[Opening Data records section]

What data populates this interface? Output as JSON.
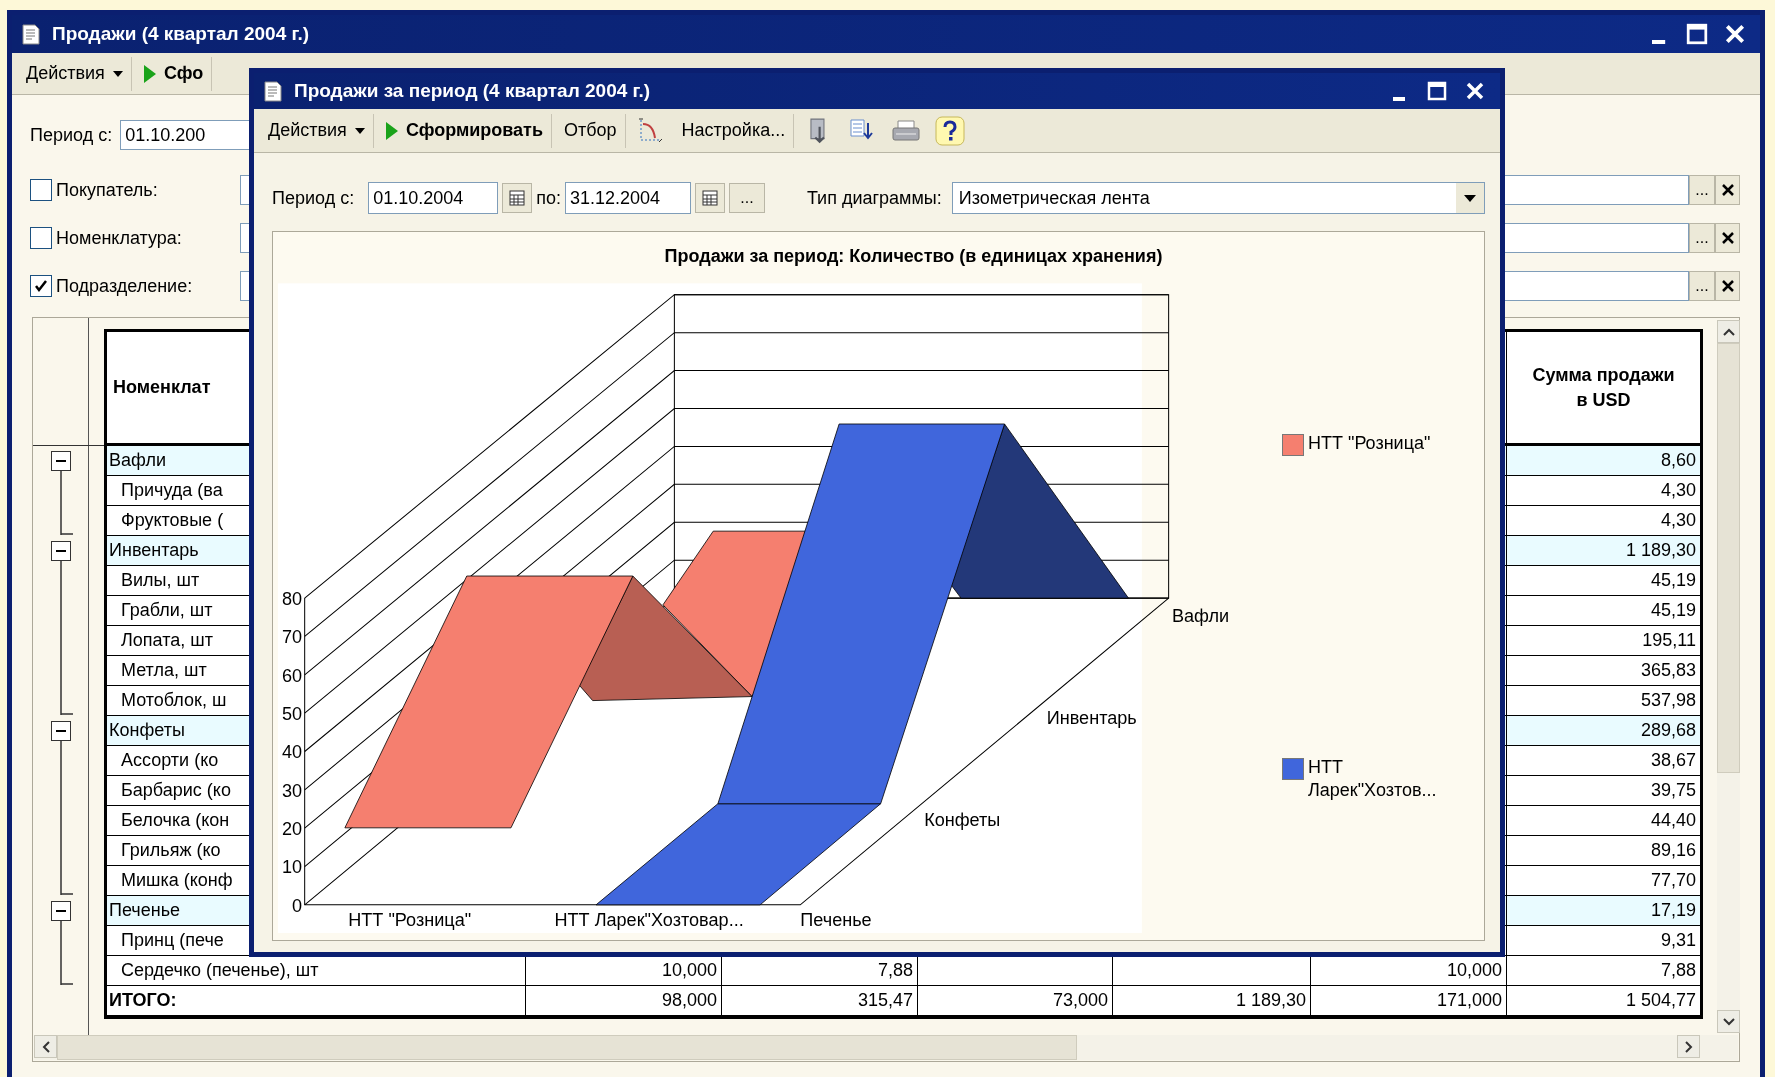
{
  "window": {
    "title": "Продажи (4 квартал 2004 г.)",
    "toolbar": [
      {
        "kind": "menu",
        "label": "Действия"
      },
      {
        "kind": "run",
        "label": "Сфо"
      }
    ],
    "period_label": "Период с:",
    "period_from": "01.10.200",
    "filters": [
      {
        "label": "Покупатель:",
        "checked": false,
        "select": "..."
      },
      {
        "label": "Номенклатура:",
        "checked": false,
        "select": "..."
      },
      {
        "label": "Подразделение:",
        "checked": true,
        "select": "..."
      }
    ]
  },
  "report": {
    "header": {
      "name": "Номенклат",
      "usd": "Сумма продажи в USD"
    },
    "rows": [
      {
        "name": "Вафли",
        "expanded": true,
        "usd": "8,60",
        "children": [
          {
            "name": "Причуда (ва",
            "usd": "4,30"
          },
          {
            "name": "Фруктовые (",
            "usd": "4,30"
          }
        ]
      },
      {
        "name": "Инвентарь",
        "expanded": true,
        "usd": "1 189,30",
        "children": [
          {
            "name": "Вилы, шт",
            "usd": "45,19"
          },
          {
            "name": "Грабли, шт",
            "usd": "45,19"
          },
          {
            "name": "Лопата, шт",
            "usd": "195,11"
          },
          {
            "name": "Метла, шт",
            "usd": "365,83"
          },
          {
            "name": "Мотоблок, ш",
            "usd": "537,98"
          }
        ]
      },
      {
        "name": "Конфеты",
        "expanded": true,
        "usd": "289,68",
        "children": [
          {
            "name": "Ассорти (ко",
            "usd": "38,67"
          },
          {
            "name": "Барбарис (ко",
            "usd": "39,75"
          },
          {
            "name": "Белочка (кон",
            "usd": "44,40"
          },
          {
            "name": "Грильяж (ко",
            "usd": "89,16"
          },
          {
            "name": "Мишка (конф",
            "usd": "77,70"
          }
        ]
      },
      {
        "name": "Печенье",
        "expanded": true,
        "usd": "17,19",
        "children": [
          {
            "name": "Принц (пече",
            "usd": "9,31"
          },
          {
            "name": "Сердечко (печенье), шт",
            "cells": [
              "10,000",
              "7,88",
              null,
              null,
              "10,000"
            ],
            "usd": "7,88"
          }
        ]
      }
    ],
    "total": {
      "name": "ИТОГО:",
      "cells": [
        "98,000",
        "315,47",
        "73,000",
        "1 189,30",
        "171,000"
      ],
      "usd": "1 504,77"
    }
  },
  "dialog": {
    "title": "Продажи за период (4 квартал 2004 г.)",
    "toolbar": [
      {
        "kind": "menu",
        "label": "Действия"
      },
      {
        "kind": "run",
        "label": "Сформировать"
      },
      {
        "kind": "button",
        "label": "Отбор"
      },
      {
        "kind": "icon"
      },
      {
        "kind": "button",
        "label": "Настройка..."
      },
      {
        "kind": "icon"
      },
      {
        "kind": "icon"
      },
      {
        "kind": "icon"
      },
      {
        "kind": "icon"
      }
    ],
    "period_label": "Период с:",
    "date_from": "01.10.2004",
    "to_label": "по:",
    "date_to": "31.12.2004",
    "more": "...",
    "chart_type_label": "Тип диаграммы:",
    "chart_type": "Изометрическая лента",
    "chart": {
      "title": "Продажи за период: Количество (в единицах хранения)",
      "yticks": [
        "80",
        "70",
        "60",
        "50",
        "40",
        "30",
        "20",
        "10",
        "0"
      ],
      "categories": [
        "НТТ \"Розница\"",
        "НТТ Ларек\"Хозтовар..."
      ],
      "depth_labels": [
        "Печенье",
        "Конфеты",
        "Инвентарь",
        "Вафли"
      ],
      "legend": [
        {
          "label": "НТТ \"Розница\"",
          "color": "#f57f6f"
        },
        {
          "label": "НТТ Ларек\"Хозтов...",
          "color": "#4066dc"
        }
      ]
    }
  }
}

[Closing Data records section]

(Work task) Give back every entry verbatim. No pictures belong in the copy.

(Task output)
What data populates this interface? Output as JSON.
{
  "window": {
    "title": "Продажи (4 квартал 2004 г.)",
    "toolbar": [
      {
        "kind": "menu",
        "label": "Действия"
      },
      {
        "kind": "run",
        "label": "Сфо"
      }
    ],
    "period_label": "Период с:",
    "period_from": "01.10.200",
    "filters": [
      {
        "label": "Покупатель:",
        "checked": false,
        "select": "..."
      },
      {
        "label": "Номенклатура:",
        "checked": false,
        "select": "..."
      },
      {
        "label": "Подразделение:",
        "checked": true,
        "select": "..."
      }
    ]
  },
  "report": {
    "header": {
      "name": "Номенклат",
      "usd": "Сумма продажи в USD"
    },
    "rows": [
      {
        "name": "Вафли",
        "expanded": true,
        "usd": "8,60",
        "children": [
          {
            "name": "Причуда (ва",
            "usd": "4,30"
          },
          {
            "name": "Фруктовые (",
            "usd": "4,30"
          }
        ]
      },
      {
        "name": "Инвентарь",
        "expanded": true,
        "usd": "1 189,30",
        "children": [
          {
            "name": "Вилы, шт",
            "usd": "45,19"
          },
          {
            "name": "Грабли, шт",
            "usd": "45,19"
          },
          {
            "name": "Лопата, шт",
            "usd": "195,11"
          },
          {
            "name": "Метла, шт",
            "usd": "365,83"
          },
          {
            "name": "Мотоблок, ш",
            "usd": "537,98"
          }
        ]
      },
      {
        "name": "Конфеты",
        "expanded": true,
        "usd": "289,68",
        "children": [
          {
            "name": "Ассорти (ко",
            "usd": "38,67"
          },
          {
            "name": "Барбарис (ко",
            "usd": "39,75"
          },
          {
            "name": "Белочка (кон",
            "usd": "44,40"
          },
          {
            "name": "Грильяж (ко",
            "usd": "89,16"
          },
          {
            "name": "Мишка (конф",
            "usd": "77,70"
          }
        ]
      },
      {
        "name": "Печенье",
        "expanded": true,
        "usd": "17,19",
        "children": [
          {
            "name": "Принц (пече",
            "usd": "9,31"
          },
          {
            "name": "Сердечко (печенье), шт",
            "cells": [
              "10,000",
              "7,88",
              null,
              null,
              "10,000"
            ],
            "usd": "7,88"
          }
        ]
      }
    ],
    "total": {
      "name": "ИТОГО:",
      "cells": [
        "98,000",
        "315,47",
        "73,000",
        "1 189,30",
        "171,000"
      ],
      "usd": "1 504,77"
    }
  },
  "dialog": {
    "title": "Продажи за период (4 квартал 2004 г.)",
    "toolbar": [
      {
        "kind": "menu",
        "label": "Действия"
      },
      {
        "kind": "run",
        "label": "Сформировать"
      },
      {
        "kind": "button",
        "label": "Отбор"
      },
      {
        "kind": "icon"
      },
      {
        "kind": "button",
        "label": "Настройка..."
      },
      {
        "kind": "icon"
      },
      {
        "kind": "icon"
      },
      {
        "kind": "icon"
      },
      {
        "kind": "icon"
      }
    ],
    "period_label": "Период с:",
    "date_from": "01.10.2004",
    "to_label": "по:",
    "date_to": "31.12.2004",
    "more": "...",
    "chart_type_label": "Тип диаграммы:",
    "chart_type": "Изометрическая лента",
    "chart": {
      "title": "Продажи за период: Количество (в единицах хранения)",
      "yticks": [
        "80",
        "70",
        "60",
        "50",
        "40",
        "30",
        "20",
        "10",
        "0"
      ],
      "categories": [
        "НТТ \"Розница\"",
        "НТТ Ларек\"Хозтовар..."
      ],
      "depth_labels": [
        "Печенье",
        "Конфеты",
        "Инвентарь",
        "Вафли"
      ],
      "legend": [
        {
          "label": "НТТ \"Розница\"",
          "color": "#f57f6f"
        },
        {
          "label": "НТТ Ларек\"Хозтов...",
          "color": "#4066dc"
        }
      ]
    }
  }
}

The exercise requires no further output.